  • All members of a group are responsible for the group's work.
  • In any assessment, every student shall honestly disclose any help received and sources used.
  • In an oral assessment, every student shall be able to present and answer questions about the entire assignment and solution.

Further information

Course room in Canvas

Registered students find further information about the implementation of the course in the course room in Canvas. A link to the course room can be found under the tab Studies in the Personal menu at the start of the course.

Offered by

Main field of study


Education cycle

First cycle

Add-on studies

No information inserted

Supplementary information

This course overlaps with IK2218.
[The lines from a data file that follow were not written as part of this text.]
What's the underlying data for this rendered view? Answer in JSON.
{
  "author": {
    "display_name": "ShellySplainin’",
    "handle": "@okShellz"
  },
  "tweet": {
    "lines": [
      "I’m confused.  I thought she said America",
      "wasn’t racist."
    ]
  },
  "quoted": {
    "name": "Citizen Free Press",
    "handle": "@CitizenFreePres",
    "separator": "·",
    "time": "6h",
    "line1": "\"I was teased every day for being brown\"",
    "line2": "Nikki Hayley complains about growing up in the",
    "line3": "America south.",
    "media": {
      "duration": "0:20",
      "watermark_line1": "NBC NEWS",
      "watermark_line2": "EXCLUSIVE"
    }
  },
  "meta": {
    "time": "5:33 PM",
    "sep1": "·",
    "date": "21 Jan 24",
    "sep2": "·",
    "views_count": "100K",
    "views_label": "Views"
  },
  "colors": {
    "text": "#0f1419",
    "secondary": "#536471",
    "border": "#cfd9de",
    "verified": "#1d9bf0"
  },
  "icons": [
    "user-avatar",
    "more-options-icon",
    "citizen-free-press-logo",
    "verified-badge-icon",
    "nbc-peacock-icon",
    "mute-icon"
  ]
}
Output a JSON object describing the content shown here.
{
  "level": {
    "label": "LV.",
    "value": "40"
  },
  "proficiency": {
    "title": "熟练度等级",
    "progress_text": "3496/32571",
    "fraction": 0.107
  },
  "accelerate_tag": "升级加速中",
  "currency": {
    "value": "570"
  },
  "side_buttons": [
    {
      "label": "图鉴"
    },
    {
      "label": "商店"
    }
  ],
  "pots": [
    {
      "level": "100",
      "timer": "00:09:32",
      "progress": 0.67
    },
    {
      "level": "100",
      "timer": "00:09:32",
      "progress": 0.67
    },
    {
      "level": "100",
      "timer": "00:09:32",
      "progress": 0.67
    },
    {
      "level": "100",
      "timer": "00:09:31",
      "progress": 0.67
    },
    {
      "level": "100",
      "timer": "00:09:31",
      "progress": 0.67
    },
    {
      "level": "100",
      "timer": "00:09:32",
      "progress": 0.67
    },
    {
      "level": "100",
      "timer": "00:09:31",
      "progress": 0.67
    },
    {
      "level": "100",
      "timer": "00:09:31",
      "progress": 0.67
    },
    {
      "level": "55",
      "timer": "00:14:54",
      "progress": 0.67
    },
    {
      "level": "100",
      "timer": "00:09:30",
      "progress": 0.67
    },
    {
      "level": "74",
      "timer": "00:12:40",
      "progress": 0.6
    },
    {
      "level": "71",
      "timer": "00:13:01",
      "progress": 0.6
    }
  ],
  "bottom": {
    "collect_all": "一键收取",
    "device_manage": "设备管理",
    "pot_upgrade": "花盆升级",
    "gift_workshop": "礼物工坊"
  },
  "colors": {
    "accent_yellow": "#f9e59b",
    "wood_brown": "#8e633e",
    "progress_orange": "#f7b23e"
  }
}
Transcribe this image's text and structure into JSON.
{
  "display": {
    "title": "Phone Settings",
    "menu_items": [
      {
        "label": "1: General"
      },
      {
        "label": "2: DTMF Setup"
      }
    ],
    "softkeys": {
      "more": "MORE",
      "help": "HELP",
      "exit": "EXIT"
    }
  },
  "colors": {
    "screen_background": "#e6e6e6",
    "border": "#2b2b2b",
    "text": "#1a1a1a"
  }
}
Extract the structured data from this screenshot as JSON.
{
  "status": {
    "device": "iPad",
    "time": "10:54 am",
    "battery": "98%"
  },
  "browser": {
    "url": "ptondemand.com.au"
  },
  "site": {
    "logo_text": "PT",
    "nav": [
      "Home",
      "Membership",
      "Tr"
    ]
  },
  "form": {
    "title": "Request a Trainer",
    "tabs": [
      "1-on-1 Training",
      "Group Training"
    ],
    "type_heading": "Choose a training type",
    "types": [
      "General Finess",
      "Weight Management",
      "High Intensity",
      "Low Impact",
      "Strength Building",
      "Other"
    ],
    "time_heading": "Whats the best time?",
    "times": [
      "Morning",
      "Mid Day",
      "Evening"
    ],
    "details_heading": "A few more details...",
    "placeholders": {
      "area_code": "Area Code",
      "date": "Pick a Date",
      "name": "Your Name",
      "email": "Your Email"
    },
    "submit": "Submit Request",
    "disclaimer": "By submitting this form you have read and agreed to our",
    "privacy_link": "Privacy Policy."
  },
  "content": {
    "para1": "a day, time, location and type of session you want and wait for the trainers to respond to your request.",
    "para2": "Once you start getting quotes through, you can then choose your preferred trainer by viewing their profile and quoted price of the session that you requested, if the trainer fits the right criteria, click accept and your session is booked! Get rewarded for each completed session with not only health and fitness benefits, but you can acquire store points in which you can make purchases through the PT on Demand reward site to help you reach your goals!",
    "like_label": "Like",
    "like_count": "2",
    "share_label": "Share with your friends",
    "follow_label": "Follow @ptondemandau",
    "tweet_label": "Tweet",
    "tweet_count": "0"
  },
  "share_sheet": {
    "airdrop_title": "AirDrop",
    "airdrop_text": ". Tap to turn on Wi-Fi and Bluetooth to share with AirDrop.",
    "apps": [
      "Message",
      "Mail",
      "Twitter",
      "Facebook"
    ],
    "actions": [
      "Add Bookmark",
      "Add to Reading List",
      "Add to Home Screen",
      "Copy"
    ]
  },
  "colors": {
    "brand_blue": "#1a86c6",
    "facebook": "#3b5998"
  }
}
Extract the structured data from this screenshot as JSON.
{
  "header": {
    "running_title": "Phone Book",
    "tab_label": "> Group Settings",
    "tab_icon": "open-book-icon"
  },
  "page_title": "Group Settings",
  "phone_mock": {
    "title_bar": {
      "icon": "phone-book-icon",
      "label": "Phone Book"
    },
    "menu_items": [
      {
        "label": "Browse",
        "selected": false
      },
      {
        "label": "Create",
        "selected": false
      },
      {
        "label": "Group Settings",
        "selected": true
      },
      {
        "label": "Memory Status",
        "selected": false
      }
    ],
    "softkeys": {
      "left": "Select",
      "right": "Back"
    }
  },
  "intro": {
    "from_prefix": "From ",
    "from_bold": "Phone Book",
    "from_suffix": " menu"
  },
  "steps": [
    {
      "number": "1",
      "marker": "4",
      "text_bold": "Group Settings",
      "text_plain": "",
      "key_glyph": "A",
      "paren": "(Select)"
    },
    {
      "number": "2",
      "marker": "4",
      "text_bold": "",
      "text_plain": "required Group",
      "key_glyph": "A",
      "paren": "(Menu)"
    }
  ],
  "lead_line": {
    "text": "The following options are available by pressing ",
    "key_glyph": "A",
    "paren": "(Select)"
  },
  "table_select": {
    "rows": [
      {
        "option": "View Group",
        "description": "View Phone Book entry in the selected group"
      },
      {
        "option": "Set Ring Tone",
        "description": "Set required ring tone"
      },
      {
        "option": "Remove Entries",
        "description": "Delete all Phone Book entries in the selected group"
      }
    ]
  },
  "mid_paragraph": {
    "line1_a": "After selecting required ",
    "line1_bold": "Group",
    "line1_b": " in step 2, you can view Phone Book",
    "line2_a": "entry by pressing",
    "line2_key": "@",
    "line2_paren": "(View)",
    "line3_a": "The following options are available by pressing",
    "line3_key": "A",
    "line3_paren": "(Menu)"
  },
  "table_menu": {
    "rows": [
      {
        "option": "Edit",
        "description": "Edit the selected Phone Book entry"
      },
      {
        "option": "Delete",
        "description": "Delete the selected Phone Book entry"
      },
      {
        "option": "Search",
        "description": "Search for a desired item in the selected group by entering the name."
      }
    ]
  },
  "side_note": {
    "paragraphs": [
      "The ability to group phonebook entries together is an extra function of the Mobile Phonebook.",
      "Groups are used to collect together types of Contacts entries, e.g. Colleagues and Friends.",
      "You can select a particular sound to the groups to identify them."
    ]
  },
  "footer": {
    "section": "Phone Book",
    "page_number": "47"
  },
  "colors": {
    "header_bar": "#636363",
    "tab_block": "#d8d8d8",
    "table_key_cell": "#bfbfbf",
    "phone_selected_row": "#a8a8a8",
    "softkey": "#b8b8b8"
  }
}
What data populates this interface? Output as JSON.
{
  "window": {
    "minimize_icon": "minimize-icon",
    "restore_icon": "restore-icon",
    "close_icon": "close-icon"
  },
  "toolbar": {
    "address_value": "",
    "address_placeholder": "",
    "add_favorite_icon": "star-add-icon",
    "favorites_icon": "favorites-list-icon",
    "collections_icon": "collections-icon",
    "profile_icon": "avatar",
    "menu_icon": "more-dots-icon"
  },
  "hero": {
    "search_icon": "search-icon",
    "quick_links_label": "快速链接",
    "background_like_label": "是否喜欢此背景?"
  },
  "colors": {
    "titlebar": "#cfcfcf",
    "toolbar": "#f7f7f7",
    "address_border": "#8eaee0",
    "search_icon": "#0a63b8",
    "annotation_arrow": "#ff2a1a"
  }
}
In this course, the EECS code of honor applies, see:


A very good paper should be either a very good review or present a new idea, while an outstanding or excellent paper should be truely innovative.

ECTS grades

  • To get an "A" you need to write an outstanding or excellent paper.
  • To get a "B" you need to write a very good paper, i.e., it should be either a very good review or present a new idea.
  • To get a "C" you need to write a paper which shows that you understand the basic ideas underlying internetworking and that you understand one (or more) particular aspects at the level of an average undergraduate student in the area.
  • To get a "D" you need to demonstrate that you understand the basic ideas underlying internetworking, however, your depth of knowledge is shallow in the topic of your paper.
  • If your paper has some errors (including incomplete references) the grade will be an "E".
  • If your paper has serious errors the grade will be an "F".

If your paper is close to passing, but not at the passing level, then you will be offered the opportunity for "komplettering", i.e., students whose written paper does not pass can submit a revised version of their paper (or a completely new paper) - which will be evaluated.